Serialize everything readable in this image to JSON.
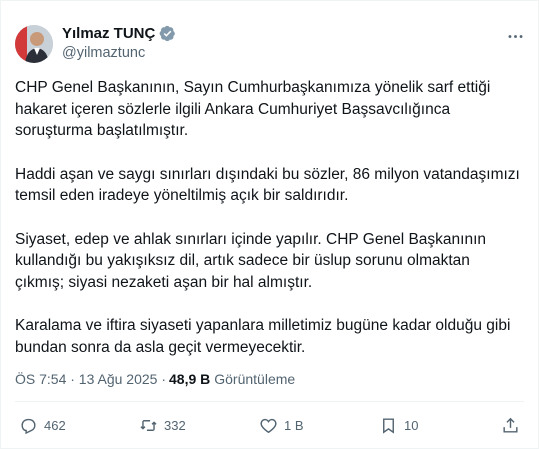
{
  "author": {
    "name": "Yılmaz TUNÇ",
    "handle": "@yilmaztunc",
    "verified_color": "#829aab"
  },
  "tweet": {
    "paragraphs": [
      "CHP Genel Başkanının, Sayın Cumhurbaşkanımıza yönelik sarf ettiği hakaret içeren sözlerle ilgili Ankara Cumhuriyet Başsavcılığınca soruşturma başlatılmıştır.",
      "Haddi aşan ve saygı sınırları dışındaki bu sözler, 86 milyon vatandaşımızı temsil eden iradeye yöneltilmiş açık bir saldırıdır.",
      "Siyaset, edep ve ahlak sınırları içinde yapılır. CHP Genel Başkanının kullandığı bu yakışıksız dil, artık sadece bir üslup sorunu olmaktan çıkmış; siyasi nezaketi aşan bir hal almıştır.",
      "Karalama ve iftira siyaseti yapanlara milletimiz bugüne kadar olduğu gibi bundan sonra da asla geçit vermeyecektir."
    ],
    "timestamp": "ÖS 7:54 · 13 Ağu 2025 · ",
    "views_count": "48,9 B",
    "views_label": "Görüntüleme"
  },
  "actions": {
    "replies": "462",
    "reposts": "332",
    "likes": "1 B",
    "bookmarks": "10"
  },
  "icons": {
    "more": "more-horizontal-icon",
    "reply": "reply-icon",
    "repost": "repost-icon",
    "like": "heart-icon",
    "bookmark": "bookmark-icon",
    "share": "share-icon"
  },
  "colors": {
    "text": "#0f1419",
    "secondary": "#536471"
  }
}
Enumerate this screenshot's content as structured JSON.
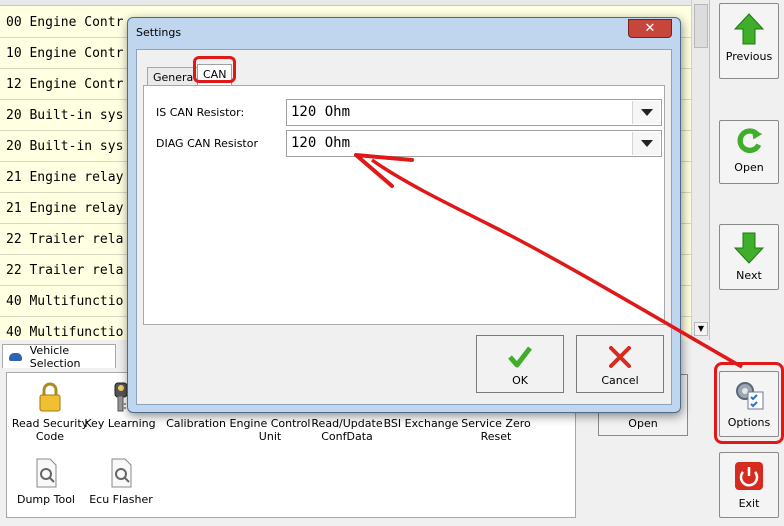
{
  "list": {
    "rows": [
      "00 Engine Contr",
      "10 Engine Contr",
      "12 Engine Contr",
      "20 Built-in sys",
      "20 Built-in sys",
      "21 Engine relay",
      "21 Engine relay",
      "22 Trailer rela",
      "22 Trailer rela",
      "40 Multifunctio",
      "40 Multifunctio"
    ]
  },
  "vehicle_tab": {
    "label": "Vehicle Selection"
  },
  "tools": [
    {
      "label": "Read Security Code",
      "icon": "padlock-icon"
    },
    {
      "label": "Key Learning",
      "icon": "key-icon"
    },
    {
      "label": "Calibration",
      "icon": "calibration-icon"
    },
    {
      "label": "Engine Control Unit",
      "icon": "ecu-icon"
    },
    {
      "label": "Read/Update ConfData",
      "icon": "confdata-icon"
    },
    {
      "label": "BSI Exchange",
      "icon": "bsi-icon"
    },
    {
      "label": "Service Zero Reset",
      "icon": "service-icon"
    },
    {
      "label": "Dump Tool",
      "icon": "dump-tool-icon"
    },
    {
      "label": "Ecu Flasher",
      "icon": "ecu-flasher-icon"
    }
  ],
  "side_buttons": {
    "previous": "Previous",
    "open": "Open",
    "next": "Next",
    "options": "Options",
    "exit": "Exit"
  },
  "open_button_2": "Open",
  "dialog": {
    "title": "Settings",
    "close_glyph": "✕",
    "tabs": {
      "general": "General",
      "can": "CAN"
    },
    "fields": {
      "is_can_label": "IS CAN Resistor:",
      "is_can_value": "120 Ohm",
      "diag_can_label": "DIAG CAN Resistor",
      "diag_can_value": "120 Ohm"
    },
    "ok": "OK",
    "cancel": "Cancel"
  },
  "colors": {
    "annotation_red": "#e01818",
    "green_arrow": "#3fae2a",
    "cancel_red": "#d62b1f",
    "list_bg": "#ffffe1"
  }
}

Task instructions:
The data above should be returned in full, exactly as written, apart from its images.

Exercise output:
Serialize everything readable in this image to JSON.
{
  "author": {
    "name": "Yılmaz TUNÇ",
    "handle": "@yilmaztunc",
    "verified_color": "#829aab"
  },
  "tweet": {
    "paragraphs": [
      "CHP Genel Başkanının, Sayın Cumhurbaşkanımıza yönelik sarf ettiği hakaret içeren sözlerle ilgili Ankara Cumhuriyet Başsavcılığınca soruşturma başlatılmıştır.",
      "Haddi aşan ve saygı sınırları dışındaki bu sözler, 86 milyon vatandaşımızı temsil eden iradeye yöneltilmiş açık bir saldırıdır.",
      "Siyaset, edep ve ahlak sınırları içinde yapılır. CHP Genel Başkanının kullandığı bu yakışıksız dil, artık sadece bir üslup sorunu olmaktan çıkmış; siyasi nezaketi aşan bir hal almıştır.",
      "Karalama ve iftira siyaseti yapanlara milletimiz bugüne kadar olduğu gibi bundan sonra da asla geçit vermeyecektir."
    ],
    "timestamp": "ÖS 7:54 · 13 Ağu 2025 · ",
    "views_count": "48,9 B",
    "views_label": "Görüntüleme"
  },
  "actions": {
    "replies": "462",
    "reposts": "332",
    "likes": "1 B",
    "bookmarks": "10"
  },
  "icons": {
    "more": "more-horizontal-icon",
    "reply": "reply-icon",
    "repost": "repost-icon",
    "like": "heart-icon",
    "bookmark": "bookmark-icon",
    "share": "share-icon"
  },
  "colors": {
    "text": "#0f1419",
    "secondary": "#536471"
  }
}
Enumerate this screenshot's content as structured JSON.
{
  "list": {
    "rows": [
      "00 Engine Contr",
      "10 Engine Contr",
      "12 Engine Contr",
      "20 Built-in sys",
      "20 Built-in sys",
      "21 Engine relay",
      "21 Engine relay",
      "22 Trailer rela",
      "22 Trailer rela",
      "40 Multifunctio",
      "40 Multifunctio"
    ]
  },
  "vehicle_tab": {
    "label": "Vehicle Selection"
  },
  "tools": [
    {
      "label": "Read Security Code",
      "icon": "padlock-icon"
    },
    {
      "label": "Key Learning",
      "icon": "key-icon"
    },
    {
      "label": "Calibration",
      "icon": "calibration-icon"
    },
    {
      "label": "Engine Control Unit",
      "icon": "ecu-icon"
    },
    {
      "label": "Read/Update ConfData",
      "icon": "confdata-icon"
    },
    {
      "label": "BSI Exchange",
      "icon": "bsi-icon"
    },
    {
      "label": "Service Zero Reset",
      "icon": "service-icon"
    },
    {
      "label": "Dump Tool",
      "icon": "dump-tool-icon"
    },
    {
      "label": "Ecu Flasher",
      "icon": "ecu-flasher-icon"
    }
  ],
  "side_buttons": {
    "previous": "Previous",
    "open": "Open",
    "next": "Next",
    "options": "Options",
    "exit": "Exit"
  },
  "open_button_2": "Open",
  "dialog": {
    "title": "Settings",
    "close_glyph": "✕",
    "tabs": {
      "general": "General",
      "can": "CAN"
    },
    "fields": {
      "is_can_label": "IS CAN Resistor:",
      "is_can_value": "120 Ohm",
      "diag_can_label": "DIAG CAN Resistor",
      "diag_can_value": "120 Ohm"
    },
    "ok": "OK",
    "cancel": "Cancel"
  },
  "colors": {
    "annotation_red": "#e01818",
    "green_arrow": "#3fae2a",
    "cancel_red": "#d62b1f",
    "list_bg": "#ffffe1"
  }
}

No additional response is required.